| January 13, 2020 10:05 PM
The Houston Astros are an organization with a lot of dirt, but they did the right thing on Monday afternoon after Major League Baseball handed them well-deserved punishments.
The Astros are the organization that traded for a player when he was suspended for domestic violence (Roberto Osuna). They are the team that had a sexist assistant general manager (Brandon Taubman) fired during the playoffs. And they are the team that had a first baseman (Yuli Gurriel) suspended for making a racist gesture at Yu Darvish.
Additionally, the team used electronics to steal signs from other teams during their 2017 World Series championship season. Sign stealing is not against the rules of Major League Baseball, but using electronics during the game to do so is not allowed.
With the report out from Jeff Passan confirming the Astros cheated and with MLB handing them hefty penalties, the team went ahead and fired their general manager Jeff Luhnow and manager A.J. Hinch. Both were suspended by the league for a year, anyway, so the team would need to fill both of those jobs. Additionally, the MLB fined the team $5 million, and the team will not have a first- or second-round pick in the MLB draft over the next two years.
BREAKING: Houston Astros GM Jeff Luhnow and manager AJ Hinch have been suspended for one year after an MLB investigation found the team used technology to cheat during its World Series-winning 2017 season, sources familiar with the punishment tell ESPN.
— Jeff Passan (@JeffPassan)
January 13, 2020

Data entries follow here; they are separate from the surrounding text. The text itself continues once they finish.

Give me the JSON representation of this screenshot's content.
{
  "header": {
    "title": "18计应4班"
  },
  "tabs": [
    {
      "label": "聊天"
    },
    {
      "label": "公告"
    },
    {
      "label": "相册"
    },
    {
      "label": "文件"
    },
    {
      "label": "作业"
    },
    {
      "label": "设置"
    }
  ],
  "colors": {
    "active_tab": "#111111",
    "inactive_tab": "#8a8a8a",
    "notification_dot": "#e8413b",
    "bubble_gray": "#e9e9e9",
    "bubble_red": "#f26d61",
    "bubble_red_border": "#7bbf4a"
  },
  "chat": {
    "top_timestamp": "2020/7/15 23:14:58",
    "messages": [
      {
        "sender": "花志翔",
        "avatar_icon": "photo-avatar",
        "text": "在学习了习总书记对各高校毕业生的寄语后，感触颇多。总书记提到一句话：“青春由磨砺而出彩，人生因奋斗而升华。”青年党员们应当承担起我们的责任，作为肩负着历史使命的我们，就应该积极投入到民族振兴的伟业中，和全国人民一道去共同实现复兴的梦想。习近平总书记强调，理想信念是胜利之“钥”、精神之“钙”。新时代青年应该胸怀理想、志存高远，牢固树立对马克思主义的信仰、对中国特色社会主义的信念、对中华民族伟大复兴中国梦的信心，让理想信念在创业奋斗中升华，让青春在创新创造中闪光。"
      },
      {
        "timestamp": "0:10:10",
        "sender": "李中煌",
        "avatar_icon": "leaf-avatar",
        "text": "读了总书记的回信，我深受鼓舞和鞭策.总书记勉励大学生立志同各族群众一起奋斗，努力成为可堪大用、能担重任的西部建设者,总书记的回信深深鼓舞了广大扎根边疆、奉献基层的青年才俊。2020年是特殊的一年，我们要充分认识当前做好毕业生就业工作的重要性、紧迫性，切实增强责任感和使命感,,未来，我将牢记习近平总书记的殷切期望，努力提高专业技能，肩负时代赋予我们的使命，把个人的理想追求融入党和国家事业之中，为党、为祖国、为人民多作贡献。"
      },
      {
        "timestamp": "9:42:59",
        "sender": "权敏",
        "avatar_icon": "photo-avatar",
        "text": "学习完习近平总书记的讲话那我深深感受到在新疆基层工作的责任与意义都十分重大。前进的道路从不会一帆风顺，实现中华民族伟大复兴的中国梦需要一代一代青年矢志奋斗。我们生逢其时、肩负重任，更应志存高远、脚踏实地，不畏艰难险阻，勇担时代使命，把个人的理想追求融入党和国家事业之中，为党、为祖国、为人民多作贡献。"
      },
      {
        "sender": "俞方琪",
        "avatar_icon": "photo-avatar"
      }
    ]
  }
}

Unlike the Osuna case, where the Astros put winning above all else, the organization showed an ounce of decency by canning these two men who hurt the integrity of the game. Surely, public perception had something to do with it, but they took heat for getting Osuna, and it didn’t stop them. If another team cheated, like the Astros in the playoffs against them, perhaps the outcome of some of their games, particularly in the playoffs, would have been different. It does taint the success the team had in 2017.
Additionally, it would make sense if the Boston Red Sox did the same thing now. Their manager, Alex Cora, was the bench coach on the 2017 Astros World Series championship team. His 2018 championship-winning Boston Red Sox had essentially the same accusations lobbed toward them.
Passan specifically mentioned Cora by name as someone involved with helping the Astros cheat in 2017. That said, it’s no wonder his team also cheated the following season. Maybe they wouldn’t be World Series champs either if not for their cheating.
As for vacating World Series titles or wins, that would be ridiculous. The NCAA does it as punishments for teams, and it’s an extremely empty gesture and would not change anything that’s happened. The Red Sox won the World Series in 2018. The Astros won it in 2017. Anyone who watched the games saw it happen. The fans and teams felt the euphoria of a championship. Denying it happened wouldn’t make it any less true.
Instead, the MLB hindered the future of the Astros by hitting their payroll and their draft. This makes it harder for them to win another World Series in the future, which is the more pragmatic solution at this point.
Unfortunately, there’s no way to play these games over, so the outcome has to be accepted. The people responsible for orchestrating it should not be working in baseball again, and all 30 teams should be investigated to see if they committed similar offenses. If the best teams have wrongdoing, it’s possible they are not alone.
Tom Joyce (@TomJoyceSports) is a freelance writer who has been published with USA Today, the Boston Globe, Newsday, ESPN, the Detroit Free Press, the Pittsburgh Post-Gazette, the Federalist, and a number of other media outlets.